Stabilization of the lysosomal membrane is another potential mechanism of indicating antiinflammation [26]. The HWI possess and marked membrane stabilization effect when assessed by the rat heat-induced haemolysis test [27]. The rat red blood cell plasma membrane has close similarity with the lysosomal membrane [27] and the rat heat-induced haemolysis test is used as a biochemical index of antiinflammatory activity [27]. Accordingly, it could be postulated that membrane stabilization action of HWI may have played a role in inducing antiinflammation possibly by inhibiting the release of lysosomal enzymes: lysosomes play a key role in inflammatory reaction by releasing their enzymes [26]. An increase in vascular permeability plays an important role in inflammation [26] and agents which suppress vascular permeability has antiinflammatory actions [9]. In the acetic acid-induced vascular permeability test [9] and in the protein permeability test HWI of Nyctanthes arbo-tristis flowers induced a marked inhibition of vascular permeability. This indicates that antiinflammatory action of HWI may have also resulted from its impairment of leakage of inflammatory mediators.

It is known that TNFα acts as a proinflammatory agent [28]. However, in this study, TNFα secretion from human mononuclear cells was not significantly reduced. This suggests that antiinflammatory action of HWI may not have resulted from inhibition of TNFα secretion. However, in the present study, it is unknown whether other proinflammatory cytokines were inhibited by HWI and contributed for the observed antiinflammatory action.

In addition to specific mechanisms, simultaneous inhibition of both phases of inflammation in the carregeenan-induced paw oedema test can result from several other nonspecific mechanisms.
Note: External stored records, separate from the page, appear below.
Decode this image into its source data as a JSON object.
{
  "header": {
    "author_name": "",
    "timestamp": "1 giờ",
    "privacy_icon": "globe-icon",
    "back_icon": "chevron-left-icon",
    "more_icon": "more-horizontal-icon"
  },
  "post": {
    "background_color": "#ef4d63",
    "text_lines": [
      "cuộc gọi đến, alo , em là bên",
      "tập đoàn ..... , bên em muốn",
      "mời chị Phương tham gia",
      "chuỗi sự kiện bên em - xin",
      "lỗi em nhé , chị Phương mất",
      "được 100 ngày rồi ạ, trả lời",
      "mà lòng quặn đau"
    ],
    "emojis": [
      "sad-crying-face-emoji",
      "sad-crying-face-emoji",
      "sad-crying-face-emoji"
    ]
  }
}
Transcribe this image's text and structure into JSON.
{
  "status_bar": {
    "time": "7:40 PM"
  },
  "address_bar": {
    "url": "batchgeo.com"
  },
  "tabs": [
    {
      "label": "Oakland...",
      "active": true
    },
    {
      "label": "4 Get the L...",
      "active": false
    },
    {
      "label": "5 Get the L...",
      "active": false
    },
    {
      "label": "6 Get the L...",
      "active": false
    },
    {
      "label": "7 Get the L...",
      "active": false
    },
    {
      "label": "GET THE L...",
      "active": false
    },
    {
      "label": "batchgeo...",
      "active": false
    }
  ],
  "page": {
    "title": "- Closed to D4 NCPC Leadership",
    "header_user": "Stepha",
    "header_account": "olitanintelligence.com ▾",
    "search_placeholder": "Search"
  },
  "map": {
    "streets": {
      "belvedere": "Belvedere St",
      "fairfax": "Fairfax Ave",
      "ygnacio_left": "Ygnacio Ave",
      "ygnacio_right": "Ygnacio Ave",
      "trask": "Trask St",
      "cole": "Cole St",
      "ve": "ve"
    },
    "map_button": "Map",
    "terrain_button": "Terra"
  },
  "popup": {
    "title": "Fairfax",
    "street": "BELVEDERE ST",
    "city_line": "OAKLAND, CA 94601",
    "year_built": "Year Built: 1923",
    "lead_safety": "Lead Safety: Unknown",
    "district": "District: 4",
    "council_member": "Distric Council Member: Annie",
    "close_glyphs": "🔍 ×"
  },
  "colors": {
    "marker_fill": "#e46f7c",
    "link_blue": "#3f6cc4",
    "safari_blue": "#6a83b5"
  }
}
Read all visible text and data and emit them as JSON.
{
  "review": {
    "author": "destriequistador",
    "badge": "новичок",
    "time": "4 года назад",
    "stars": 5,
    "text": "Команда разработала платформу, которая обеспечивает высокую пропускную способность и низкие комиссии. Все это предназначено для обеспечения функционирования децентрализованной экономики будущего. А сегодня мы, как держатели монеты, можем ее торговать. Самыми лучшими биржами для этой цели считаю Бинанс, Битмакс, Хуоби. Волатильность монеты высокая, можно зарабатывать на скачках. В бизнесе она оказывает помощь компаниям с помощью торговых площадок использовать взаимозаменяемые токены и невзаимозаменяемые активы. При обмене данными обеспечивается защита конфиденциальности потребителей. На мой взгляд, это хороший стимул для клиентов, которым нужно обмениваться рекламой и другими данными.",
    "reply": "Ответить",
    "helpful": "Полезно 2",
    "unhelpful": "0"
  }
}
Diuresis is one such mechanism [26]. HWI of Nyctanthes arbo-tristis flowers possesses diuretic activity [7] and this mechanism is likely to be operative in this study.

HWI exerted its antiinflammatory action not only on acute inflammation but also on chronic inflammation. This is a therapeutically relevant feature since it is claimed to reflect genuine antiinflammatory action [29]. All the HWI induced mechanisms contributing for its acute antiinflammatory actions mentioned earlier can play a role in suppressing the chronic inflammation as well. Both the acute and chronic antiinflammatory action triggered by HWI may be bestowed to flavonoids [30] and organiciridoids [31] present in Nyctanthes arbo-tristis flowers. These two phyto constituents are known to be powerful antiinflammatory agents [32].

In conclusion, this study, for the first time, demonstrate promising antiinflammatory activity of HWI of Nyctanthes arbo-tristis flowers indicating its potential to be used in inflammatory conditions and also scientifically rationalize its traditional usage in Sri Lanka.

Acknowledgement

This study received support from University of Colombo, Sri Lanka.

Financial support and sponsorship

Nil.

Conflicts of interest

There are no conflicts of interest.

References